───── Dataset extract

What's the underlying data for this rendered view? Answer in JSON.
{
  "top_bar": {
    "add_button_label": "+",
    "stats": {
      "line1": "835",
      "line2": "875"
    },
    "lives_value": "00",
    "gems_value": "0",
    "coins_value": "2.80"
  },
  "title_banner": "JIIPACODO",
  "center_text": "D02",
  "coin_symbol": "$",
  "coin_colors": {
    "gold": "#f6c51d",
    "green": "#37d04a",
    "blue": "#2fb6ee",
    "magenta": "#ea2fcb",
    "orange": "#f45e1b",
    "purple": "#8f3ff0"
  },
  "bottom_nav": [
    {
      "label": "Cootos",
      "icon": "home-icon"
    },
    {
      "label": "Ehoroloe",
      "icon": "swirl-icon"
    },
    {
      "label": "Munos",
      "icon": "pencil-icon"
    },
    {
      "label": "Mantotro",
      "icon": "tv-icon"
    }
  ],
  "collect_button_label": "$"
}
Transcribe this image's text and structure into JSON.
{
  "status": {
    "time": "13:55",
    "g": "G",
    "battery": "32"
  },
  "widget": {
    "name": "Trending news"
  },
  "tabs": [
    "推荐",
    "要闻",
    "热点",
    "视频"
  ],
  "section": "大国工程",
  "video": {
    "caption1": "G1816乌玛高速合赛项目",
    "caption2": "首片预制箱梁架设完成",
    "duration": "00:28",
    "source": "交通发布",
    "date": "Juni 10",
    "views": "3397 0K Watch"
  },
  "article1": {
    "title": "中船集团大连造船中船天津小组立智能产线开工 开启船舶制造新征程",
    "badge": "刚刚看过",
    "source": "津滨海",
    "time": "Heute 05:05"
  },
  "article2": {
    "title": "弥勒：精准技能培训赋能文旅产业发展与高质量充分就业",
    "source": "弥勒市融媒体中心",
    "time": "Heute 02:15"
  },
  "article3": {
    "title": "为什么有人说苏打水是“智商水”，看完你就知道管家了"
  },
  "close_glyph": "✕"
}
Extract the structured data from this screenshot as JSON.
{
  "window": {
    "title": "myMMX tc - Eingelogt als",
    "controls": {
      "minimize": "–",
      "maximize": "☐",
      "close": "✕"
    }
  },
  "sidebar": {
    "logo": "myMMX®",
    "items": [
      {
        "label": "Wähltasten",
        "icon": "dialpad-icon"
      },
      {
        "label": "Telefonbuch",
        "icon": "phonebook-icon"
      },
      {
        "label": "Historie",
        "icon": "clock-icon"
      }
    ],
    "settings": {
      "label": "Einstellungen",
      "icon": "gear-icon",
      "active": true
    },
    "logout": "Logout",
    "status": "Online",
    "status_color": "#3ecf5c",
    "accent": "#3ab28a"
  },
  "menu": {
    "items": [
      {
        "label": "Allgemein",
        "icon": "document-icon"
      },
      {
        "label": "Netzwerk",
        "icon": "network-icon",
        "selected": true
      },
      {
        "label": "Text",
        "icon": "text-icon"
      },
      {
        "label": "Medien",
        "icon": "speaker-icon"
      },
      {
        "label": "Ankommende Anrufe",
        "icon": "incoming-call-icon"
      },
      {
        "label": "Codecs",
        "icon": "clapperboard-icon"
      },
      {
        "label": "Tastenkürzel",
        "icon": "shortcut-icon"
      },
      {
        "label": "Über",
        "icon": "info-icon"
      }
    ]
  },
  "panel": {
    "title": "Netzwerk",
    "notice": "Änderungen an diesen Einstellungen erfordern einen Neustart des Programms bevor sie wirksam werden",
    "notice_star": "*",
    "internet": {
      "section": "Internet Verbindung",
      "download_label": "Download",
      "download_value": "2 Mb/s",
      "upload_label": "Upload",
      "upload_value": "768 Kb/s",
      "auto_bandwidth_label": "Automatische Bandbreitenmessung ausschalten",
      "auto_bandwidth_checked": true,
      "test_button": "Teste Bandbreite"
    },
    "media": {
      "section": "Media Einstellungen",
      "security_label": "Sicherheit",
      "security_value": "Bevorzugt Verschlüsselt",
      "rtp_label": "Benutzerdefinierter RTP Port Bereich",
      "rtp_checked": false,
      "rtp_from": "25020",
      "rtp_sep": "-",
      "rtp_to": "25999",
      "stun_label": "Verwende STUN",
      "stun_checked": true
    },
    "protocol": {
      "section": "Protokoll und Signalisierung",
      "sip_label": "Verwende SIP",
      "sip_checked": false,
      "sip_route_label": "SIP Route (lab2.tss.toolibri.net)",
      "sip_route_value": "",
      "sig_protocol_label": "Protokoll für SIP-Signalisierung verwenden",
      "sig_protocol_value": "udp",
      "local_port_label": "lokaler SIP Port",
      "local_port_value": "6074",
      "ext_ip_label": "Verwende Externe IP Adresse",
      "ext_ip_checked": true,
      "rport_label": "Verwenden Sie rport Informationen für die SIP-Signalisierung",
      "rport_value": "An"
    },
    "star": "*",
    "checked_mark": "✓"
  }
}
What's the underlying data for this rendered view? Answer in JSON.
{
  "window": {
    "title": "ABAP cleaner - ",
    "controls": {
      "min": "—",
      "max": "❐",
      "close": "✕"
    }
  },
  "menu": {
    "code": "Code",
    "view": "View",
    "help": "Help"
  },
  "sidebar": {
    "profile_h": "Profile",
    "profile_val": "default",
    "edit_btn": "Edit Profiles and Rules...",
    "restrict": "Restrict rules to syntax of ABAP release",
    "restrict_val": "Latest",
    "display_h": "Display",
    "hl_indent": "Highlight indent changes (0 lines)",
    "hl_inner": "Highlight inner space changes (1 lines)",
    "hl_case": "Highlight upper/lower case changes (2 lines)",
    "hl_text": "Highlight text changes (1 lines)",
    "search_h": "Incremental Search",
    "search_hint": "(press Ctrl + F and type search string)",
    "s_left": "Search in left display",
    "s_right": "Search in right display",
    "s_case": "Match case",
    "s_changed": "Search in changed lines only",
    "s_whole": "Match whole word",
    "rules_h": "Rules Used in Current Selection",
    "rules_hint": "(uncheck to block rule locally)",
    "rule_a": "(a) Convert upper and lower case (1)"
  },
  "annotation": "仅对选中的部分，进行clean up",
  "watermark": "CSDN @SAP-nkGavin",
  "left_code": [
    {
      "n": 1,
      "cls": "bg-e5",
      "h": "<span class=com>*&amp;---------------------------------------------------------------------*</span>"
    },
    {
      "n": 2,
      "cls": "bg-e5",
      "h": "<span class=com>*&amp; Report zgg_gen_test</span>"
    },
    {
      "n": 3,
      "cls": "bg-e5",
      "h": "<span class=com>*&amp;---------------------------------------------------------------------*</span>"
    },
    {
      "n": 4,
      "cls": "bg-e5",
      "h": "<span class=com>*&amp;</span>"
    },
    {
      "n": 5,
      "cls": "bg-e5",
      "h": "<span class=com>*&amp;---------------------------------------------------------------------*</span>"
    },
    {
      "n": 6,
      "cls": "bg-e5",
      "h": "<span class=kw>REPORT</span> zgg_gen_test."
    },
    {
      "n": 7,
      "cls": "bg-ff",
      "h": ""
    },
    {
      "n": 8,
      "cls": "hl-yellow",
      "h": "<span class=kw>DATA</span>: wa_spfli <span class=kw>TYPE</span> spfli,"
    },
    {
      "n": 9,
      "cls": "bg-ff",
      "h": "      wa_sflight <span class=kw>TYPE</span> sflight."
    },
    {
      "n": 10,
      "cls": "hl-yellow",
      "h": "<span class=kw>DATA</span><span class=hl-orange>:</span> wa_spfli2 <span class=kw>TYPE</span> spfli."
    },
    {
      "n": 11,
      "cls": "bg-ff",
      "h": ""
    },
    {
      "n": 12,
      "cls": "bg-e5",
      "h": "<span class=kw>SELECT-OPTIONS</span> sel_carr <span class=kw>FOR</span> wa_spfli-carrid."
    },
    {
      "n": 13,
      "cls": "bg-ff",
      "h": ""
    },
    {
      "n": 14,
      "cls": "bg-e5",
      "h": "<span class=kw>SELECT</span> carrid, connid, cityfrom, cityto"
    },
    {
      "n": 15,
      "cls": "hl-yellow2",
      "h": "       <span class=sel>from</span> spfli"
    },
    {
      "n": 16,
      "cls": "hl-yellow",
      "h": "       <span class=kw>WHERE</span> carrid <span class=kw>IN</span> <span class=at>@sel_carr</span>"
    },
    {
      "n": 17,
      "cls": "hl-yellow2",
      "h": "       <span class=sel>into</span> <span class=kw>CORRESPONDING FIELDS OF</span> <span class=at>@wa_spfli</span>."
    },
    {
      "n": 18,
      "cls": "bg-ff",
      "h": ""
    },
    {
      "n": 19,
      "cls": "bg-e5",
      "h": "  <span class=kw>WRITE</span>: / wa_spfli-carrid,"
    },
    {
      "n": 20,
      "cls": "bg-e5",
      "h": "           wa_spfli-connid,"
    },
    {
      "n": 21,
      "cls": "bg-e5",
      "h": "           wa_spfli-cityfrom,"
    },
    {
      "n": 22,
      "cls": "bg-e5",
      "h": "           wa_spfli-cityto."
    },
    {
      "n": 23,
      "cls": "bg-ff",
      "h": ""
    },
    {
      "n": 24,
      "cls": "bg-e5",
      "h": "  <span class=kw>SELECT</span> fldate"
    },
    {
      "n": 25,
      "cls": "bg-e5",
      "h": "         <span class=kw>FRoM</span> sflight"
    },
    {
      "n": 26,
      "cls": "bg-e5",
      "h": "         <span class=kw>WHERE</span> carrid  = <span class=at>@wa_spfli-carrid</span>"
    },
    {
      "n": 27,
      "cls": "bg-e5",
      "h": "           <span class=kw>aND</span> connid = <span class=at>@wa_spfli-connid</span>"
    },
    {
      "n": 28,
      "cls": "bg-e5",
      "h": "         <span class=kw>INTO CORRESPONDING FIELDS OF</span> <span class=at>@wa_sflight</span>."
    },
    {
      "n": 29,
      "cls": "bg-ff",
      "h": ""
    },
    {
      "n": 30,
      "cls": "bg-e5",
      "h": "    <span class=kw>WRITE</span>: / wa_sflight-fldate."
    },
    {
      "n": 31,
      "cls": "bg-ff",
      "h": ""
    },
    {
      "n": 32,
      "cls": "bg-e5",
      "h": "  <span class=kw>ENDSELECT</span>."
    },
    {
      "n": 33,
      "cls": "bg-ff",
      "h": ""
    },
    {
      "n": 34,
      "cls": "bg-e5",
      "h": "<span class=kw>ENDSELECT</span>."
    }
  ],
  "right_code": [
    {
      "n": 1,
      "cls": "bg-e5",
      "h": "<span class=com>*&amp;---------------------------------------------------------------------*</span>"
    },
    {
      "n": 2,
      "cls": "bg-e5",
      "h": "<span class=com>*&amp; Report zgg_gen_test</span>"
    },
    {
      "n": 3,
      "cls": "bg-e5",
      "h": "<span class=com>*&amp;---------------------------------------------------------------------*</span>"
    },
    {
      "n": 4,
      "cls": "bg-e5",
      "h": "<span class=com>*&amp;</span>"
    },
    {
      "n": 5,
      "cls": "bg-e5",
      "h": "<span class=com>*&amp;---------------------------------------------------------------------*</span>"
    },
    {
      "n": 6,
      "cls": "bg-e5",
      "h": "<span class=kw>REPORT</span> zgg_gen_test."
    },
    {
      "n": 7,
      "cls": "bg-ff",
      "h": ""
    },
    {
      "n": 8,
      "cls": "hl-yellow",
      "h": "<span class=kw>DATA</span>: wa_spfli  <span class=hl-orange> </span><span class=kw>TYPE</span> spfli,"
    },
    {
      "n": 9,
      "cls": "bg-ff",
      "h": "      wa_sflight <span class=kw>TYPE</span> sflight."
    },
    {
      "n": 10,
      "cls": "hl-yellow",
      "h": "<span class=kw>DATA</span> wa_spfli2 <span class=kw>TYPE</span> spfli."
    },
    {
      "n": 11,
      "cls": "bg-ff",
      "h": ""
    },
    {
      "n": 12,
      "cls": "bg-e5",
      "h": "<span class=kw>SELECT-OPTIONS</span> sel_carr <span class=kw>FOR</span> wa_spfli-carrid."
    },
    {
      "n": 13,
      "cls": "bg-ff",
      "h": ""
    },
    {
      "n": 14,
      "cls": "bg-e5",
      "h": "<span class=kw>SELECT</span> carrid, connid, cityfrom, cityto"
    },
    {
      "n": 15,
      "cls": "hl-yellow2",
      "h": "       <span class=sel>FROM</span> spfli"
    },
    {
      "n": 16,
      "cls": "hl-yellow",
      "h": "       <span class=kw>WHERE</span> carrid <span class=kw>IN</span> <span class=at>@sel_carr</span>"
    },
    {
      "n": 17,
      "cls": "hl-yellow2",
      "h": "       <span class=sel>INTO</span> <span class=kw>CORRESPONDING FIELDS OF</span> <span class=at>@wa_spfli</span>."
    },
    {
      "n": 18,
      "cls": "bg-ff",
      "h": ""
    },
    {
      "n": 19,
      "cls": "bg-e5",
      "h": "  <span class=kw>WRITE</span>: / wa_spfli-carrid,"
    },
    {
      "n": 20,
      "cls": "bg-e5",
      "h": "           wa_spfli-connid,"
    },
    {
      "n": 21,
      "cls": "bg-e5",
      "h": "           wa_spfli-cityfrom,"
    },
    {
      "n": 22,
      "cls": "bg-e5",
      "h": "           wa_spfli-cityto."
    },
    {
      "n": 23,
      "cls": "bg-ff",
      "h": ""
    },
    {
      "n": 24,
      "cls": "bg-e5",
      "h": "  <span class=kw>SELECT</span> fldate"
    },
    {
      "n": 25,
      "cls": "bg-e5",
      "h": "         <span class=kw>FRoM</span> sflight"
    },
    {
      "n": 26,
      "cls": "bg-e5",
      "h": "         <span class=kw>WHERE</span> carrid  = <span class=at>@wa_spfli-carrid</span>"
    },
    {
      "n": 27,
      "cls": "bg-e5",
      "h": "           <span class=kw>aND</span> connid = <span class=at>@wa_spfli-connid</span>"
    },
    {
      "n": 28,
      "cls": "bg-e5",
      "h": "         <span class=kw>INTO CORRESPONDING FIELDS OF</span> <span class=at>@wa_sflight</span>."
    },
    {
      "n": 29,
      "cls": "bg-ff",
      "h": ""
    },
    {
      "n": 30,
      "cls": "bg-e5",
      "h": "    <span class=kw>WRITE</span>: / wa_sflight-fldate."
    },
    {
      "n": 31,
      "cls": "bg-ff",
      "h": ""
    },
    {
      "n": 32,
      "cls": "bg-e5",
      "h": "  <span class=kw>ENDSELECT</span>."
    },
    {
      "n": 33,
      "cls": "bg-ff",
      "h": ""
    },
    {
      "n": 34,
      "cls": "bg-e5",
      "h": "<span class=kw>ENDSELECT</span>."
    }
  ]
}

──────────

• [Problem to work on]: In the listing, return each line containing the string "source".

• [Written answer]:
    "source": "交通发布",
    "source": "津滨海",
    "source": "弥勒市融媒体中心",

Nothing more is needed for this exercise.